When you meet someone for the first time, your first impression is generally from looking at the person's face. By looking at the person's face, you can immediately identify whether the person is male or female, the person's approximate age, and so on. If you have met that person before, you would associate the person's face with a name, and would probably be able to guess the person's overall physical health or even the person's mood or feelings.

Face vision

In other words, the human face is a rich source of information that machines can use to understand people visually in much the same way that humans understand each other. Omron was quick to focus on the immense potential of face recognition, and as early as 1995 began the development of its revolutionary face sensing technology called "OKAO Vision" (which means "face vision" in Japanese).

The latest enhancement is capable of estimating seven different facial expressions

The latest enhancement is capable of estimating seven different facial expressions – happiness, surprise, fear, disgust, anger, sadness, and neutral - all in real time. The technology offers interesting possibilities in a variety of applications. If incorporated into a communication robot, for instance, the robot could react to a user's facial expressions. The technology is also ideal for image search engines, or interactive games that respond to the facial expressions of players.

Omron's Facial Expression Estimation technology combines proprietary 3D model-fitting technology and a statistical classification method, which are based on a massive database of facial images accumulated over many years. The technology has until now been used primarily to recognize individual faces, but by enhancing these technologies it has become possible to also estimate facial expressions.

OKAO Vision can recognize a face even if the image is inclined or upside down, monochromatic or color, or blurred. It can even accurately detect a face of someone wearing a hat or eyeglasses, regardless of age, or even the face of someone laughing.

Facial image sensing technology can detect and extract a wide range of information from facial images, and is now one of Omron's core technologies. The developments to date have enabled such functions as Face Detection, Face Recognition, Smile Degree Estimation, Gaze and Blink Estimation, Eye Open-Close Estimation, and Age and Gender Estimation. "OKAO Vision" technology is also used in the auto-focus function of digital cameras and smartphones, as well as the skin beautification function of printers, and image management for personal computers.

Tamper prevention

Developments like OKAO are bringing new ways for users to interact with systems. OKAO could boost safety and prevent tampering for example, if the person approaching a system can be identified from a distance and verified as someone allowed to work on the machine. OKAO could go further still: today an HMI must be touchable, which means an engineer or operator must be close by and passwords must be entered manually.

Remote maintenance has been a theme for many years, starting with the sending of SMS text messages or emails and today allowing direct internet access. But on the ground, maintenance staff must still walk to the fault location, collect and fit a replacement part and finally go back to the HMI in order to test and restart the machine. One way OKAO in the HMI might make this much easier is by recognising the person doing the work, allowing them access and responding to their remote hand gestures from some distance away to avoid the necessity of walking back and forth.
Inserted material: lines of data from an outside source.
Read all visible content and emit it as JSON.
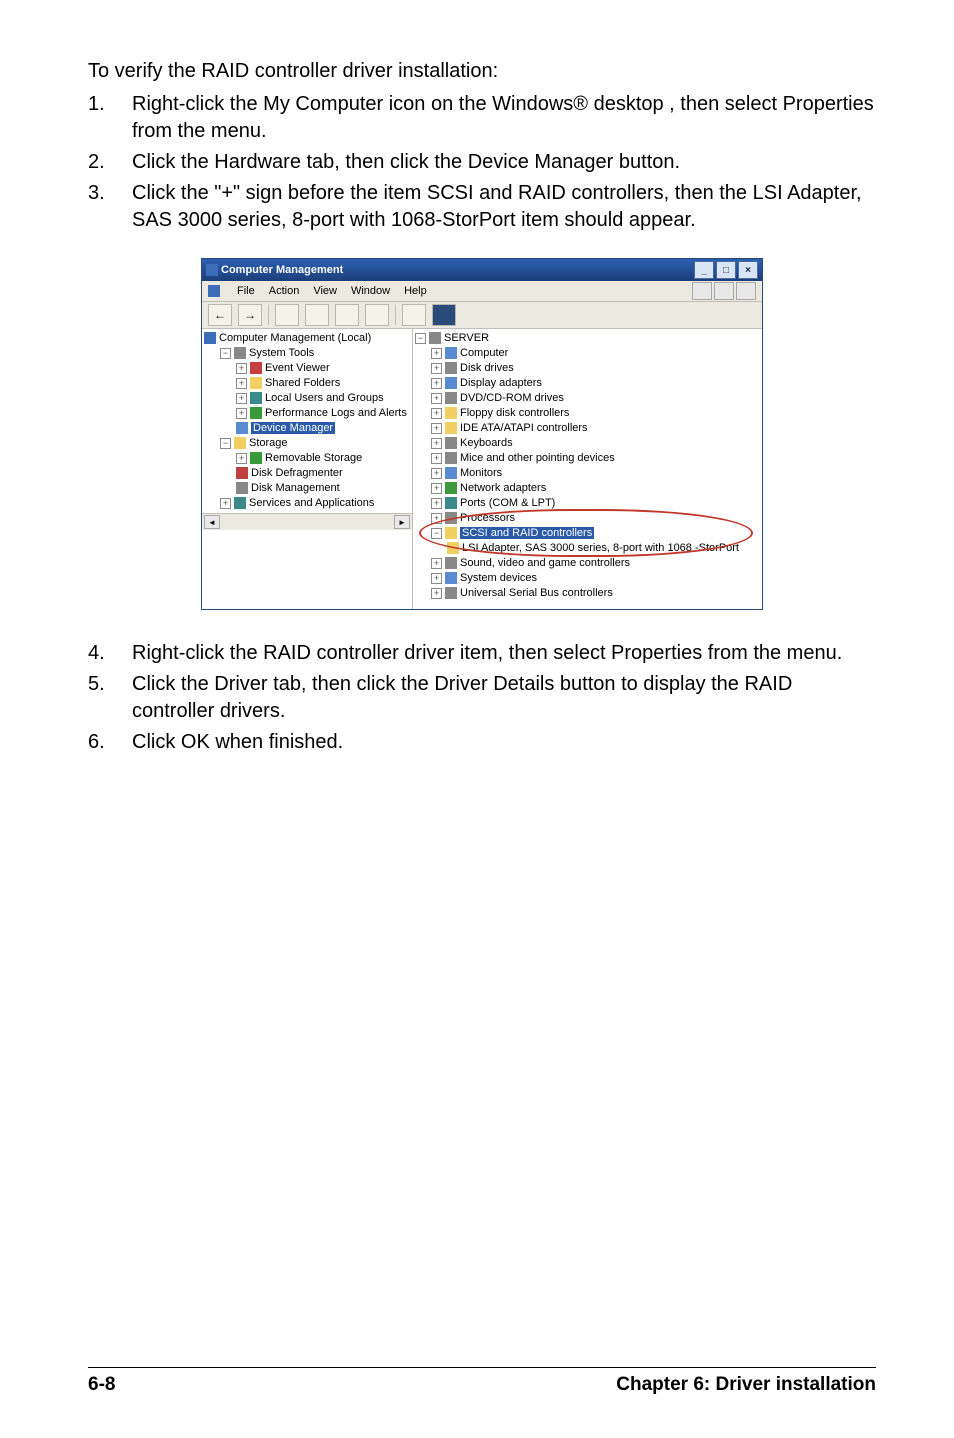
{
  "intro": "To verify the RAID controller driver installation:",
  "steps_top": [
    {
      "n": "1.",
      "t": "Right-click the My Computer icon on the Windows® desktop , then select Properties from the menu."
    },
    {
      "n": "2.",
      "t": "Click the Hardware tab, then click the Device Manager button."
    },
    {
      "n": "3.",
      "t": "Click the \"+\" sign before the item SCSI and RAID controllers, then the LSI Adapter, SAS 3000 series, 8-port with 1068-StorPort item should appear."
    }
  ],
  "steps_bottom": [
    {
      "n": "4.",
      "t": "Right-click the RAID controller driver item, then select Properties from the menu."
    },
    {
      "n": "5.",
      "t": "Click the Driver tab, then click the Driver Details button to display the RAID controller drivers."
    },
    {
      "n": "6.",
      "t": "Click OK when finished."
    }
  ],
  "window": {
    "title": "Computer Management",
    "menus": [
      "File",
      "Action",
      "View",
      "Window",
      "Help"
    ],
    "toolbar_glyphs": [
      "←",
      "→",
      "",
      "",
      "",
      "",
      "",
      ""
    ]
  },
  "left_tree": {
    "root": "Computer Management (Local)",
    "sys": "System Tools",
    "sys_items": [
      "Event Viewer",
      "Shared Folders",
      "Local Users and Groups",
      "Performance Logs and Alerts",
      "Device Manager"
    ],
    "storage": "Storage",
    "storage_items": [
      "Removable Storage",
      "Disk Defragmenter",
      "Disk Management"
    ],
    "services": "Services and Applications"
  },
  "right_tree": {
    "root": "SERVER",
    "items": [
      "Computer",
      "Disk drives",
      "Display adapters",
      "DVD/CD-ROM drives",
      "Floppy disk controllers",
      "IDE ATA/ATAPI controllers",
      "Keyboards",
      "Mice and other pointing devices",
      "Monitors",
      "Network adapters",
      "Ports (COM & LPT)",
      "Processors"
    ],
    "scsi": "SCSI and RAID controllers",
    "scsi_child": "LSI Adapter, SAS 3000 series, 8-port with 1068 -StorPort",
    "tail": [
      "Sound, video and game controllers",
      "System devices",
      "Universal Serial Bus controllers"
    ]
  },
  "footer": {
    "left": "6-8",
    "right": "Chapter 6: Driver installation"
  }
}
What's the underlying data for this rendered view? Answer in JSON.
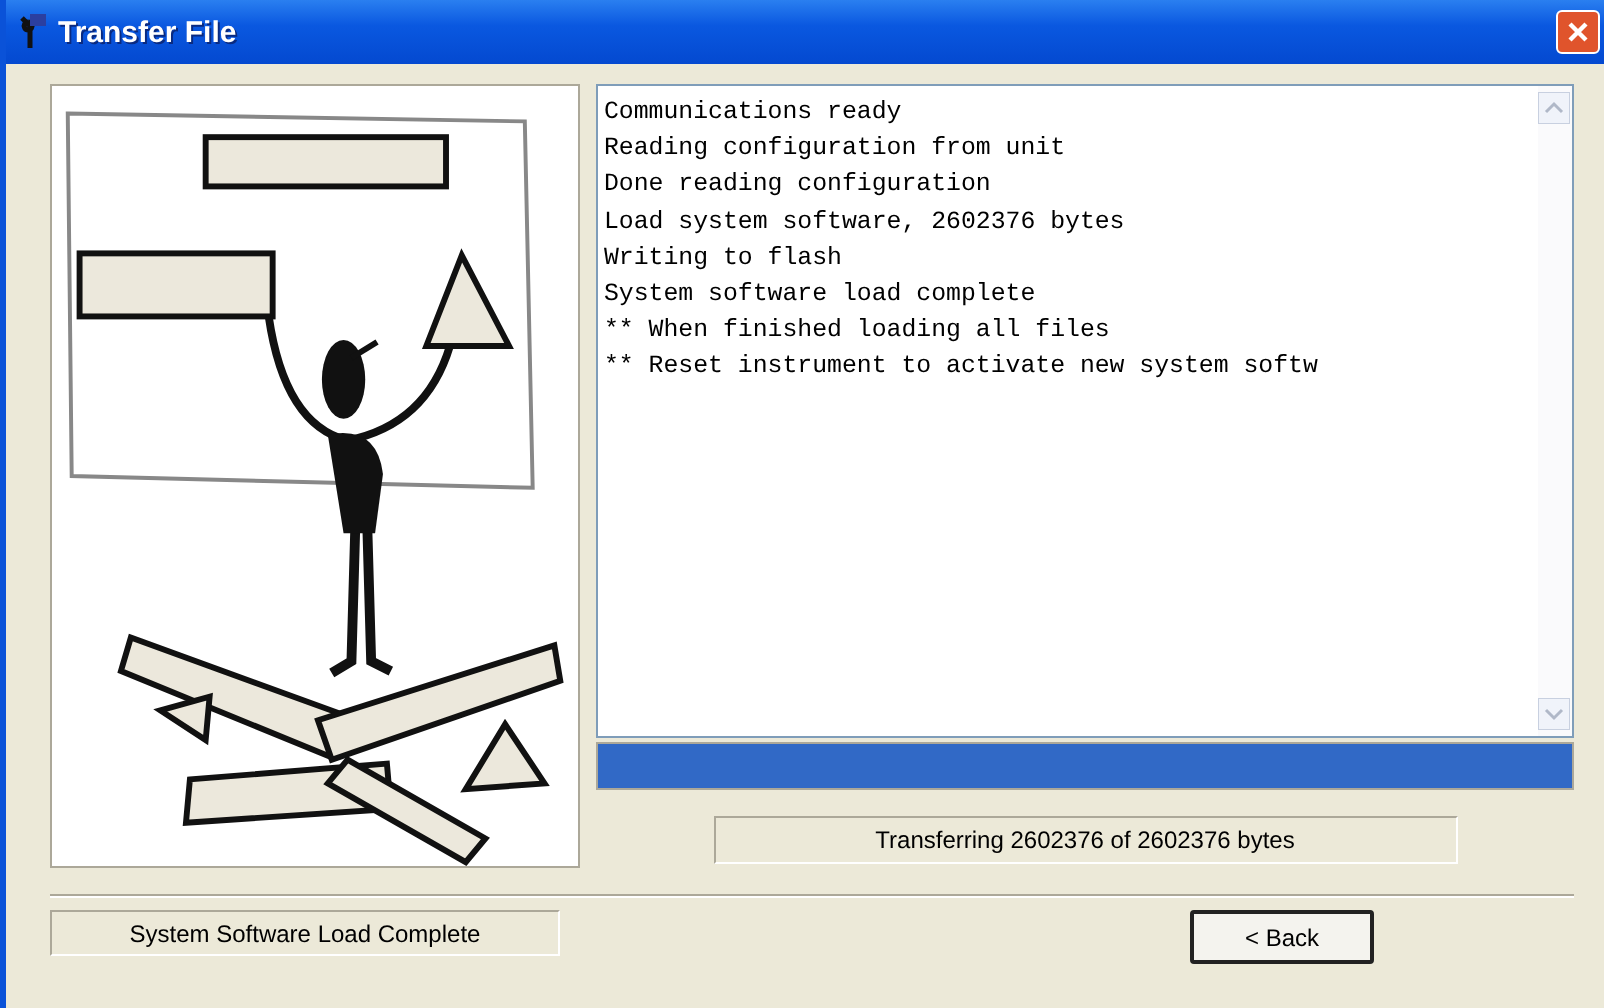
{
  "window": {
    "title": "Transfer File"
  },
  "log": {
    "lines": [
      "Communications ready",
      "Reading configuration from unit",
      "Done reading configuration",
      "Load system software, 2602376 bytes",
      "Writing to flash",
      "System software load complete",
      "** When finished loading all files",
      "** Reset instrument to activate new system softw"
    ]
  },
  "progress": {
    "level": 1
  },
  "transfer_status": "Transferring 2602376 of 2602376 bytes",
  "status_text": "System Software Load Complete",
  "buttons": [
    {
      "label": "< Back"
    }
  ]
}
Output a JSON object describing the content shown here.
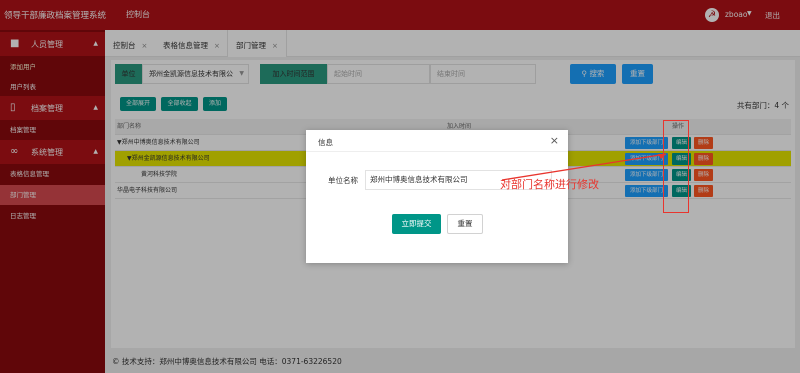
{
  "app": {
    "title": "领导干部廉政档案管理系统",
    "nav_home": "控制台"
  },
  "user": {
    "avatar_glyph": "☭",
    "name": "zboao",
    "logout": "退出"
  },
  "sidebar": {
    "groups": [
      {
        "label": "人员管理",
        "icon": "person-icon",
        "items": [
          "添加用户",
          "用户列表"
        ]
      },
      {
        "label": "档案管理",
        "icon": "document-icon",
        "items": [
          "档案管理"
        ]
      },
      {
        "label": "系统管理",
        "icon": "link-icon",
        "items": [
          "表格信息管理",
          "部门管理",
          "日志管理"
        ]
      }
    ]
  },
  "tabs": [
    "控制台",
    "表格信息管理",
    "部门管理"
  ],
  "filter": {
    "unit_label": "单位",
    "unit_value": "郑州金凯源信息技术有限公",
    "time_label": "加入时间范围",
    "start_placeholder": "起始时间",
    "end_placeholder": "结束时间",
    "search": "搜索",
    "reset": "重置"
  },
  "toolbar": {
    "expand_all": "全部展开",
    "collapse_all": "全部收起",
    "add": "添加"
  },
  "count_text": "共有部门：4 个",
  "table": {
    "headers": {
      "name": "部门名称",
      "time": "加入时间",
      "op": "操作"
    },
    "rows": [
      {
        "name": "▼郑州中博奥信息技术有限公司",
        "time": ""
      },
      {
        "name": "▼郑州金凯源信息技术有限公司",
        "time": ""
      },
      {
        "name": "黄河科技学院",
        "time": ""
      },
      {
        "name": "华晶电子科技有限公司",
        "time": ""
      }
    ],
    "actions": {
      "add_sub": "添加下级部门",
      "edit": "编辑",
      "delete": "删除"
    }
  },
  "footer": "© 技术支持：郑州中博奥信息技术有限公司 电话：0371-63226520",
  "modal": {
    "title": "信息",
    "close": "×",
    "field_label": "单位名称",
    "field_value": "郑州中博奥信息技术有限公司",
    "submit": "立即提交",
    "reset": "重置"
  },
  "annotation": {
    "text": "对部门名称进行修改",
    "color": "#e8352e"
  },
  "colors": {
    "brand": "#b01217",
    "sidebar_dark": "#8a0a0e",
    "teal": "#009688",
    "blue": "#1e9fff",
    "orange": "#ff5722"
  }
}
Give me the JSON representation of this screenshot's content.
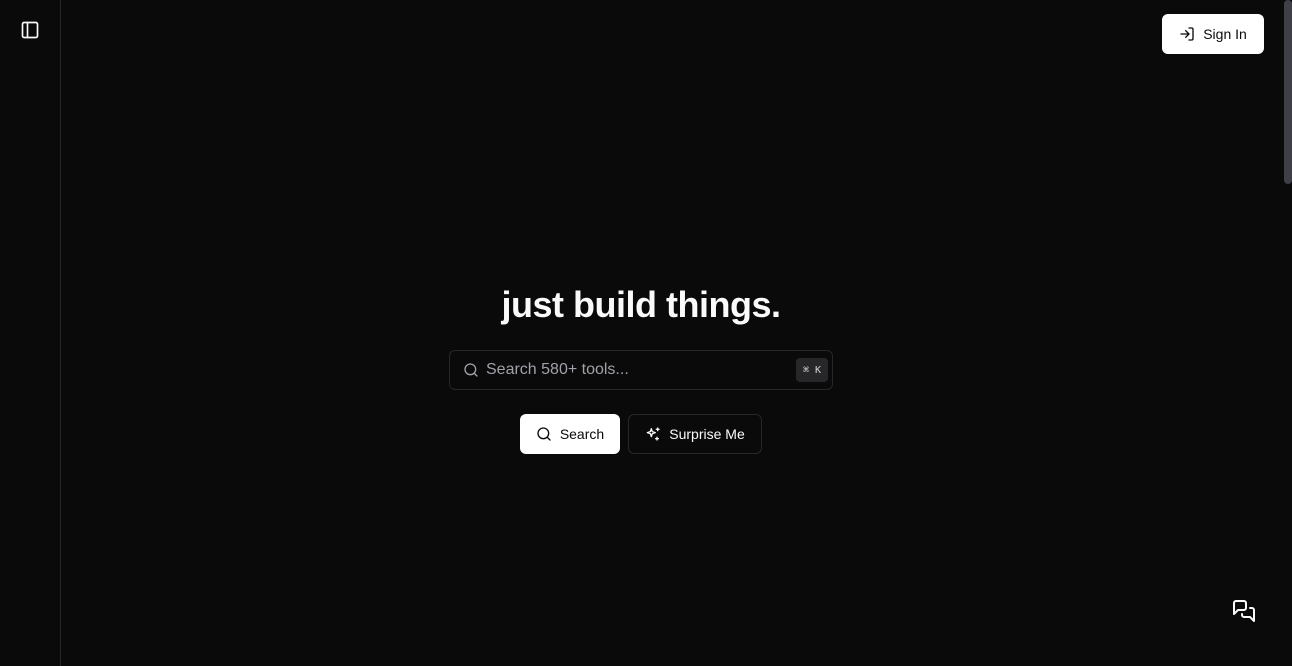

In addition, by significantly reducing the amount of information required for detection, OKAO Vision can be implemented in a single-chip configuration. This has made it possible to integrate face sensing technology into compact mobile terminals, whereas conventional technologies require a high-performance computer.

Key Points

  • The human face is a rich source of information that machines can use to understand people
  • As early as 1995 Omron began the development of its revolutionary face sensing technology, OKAO Vision
  • Developments like OKAO are bringing new ways for users to interact with systems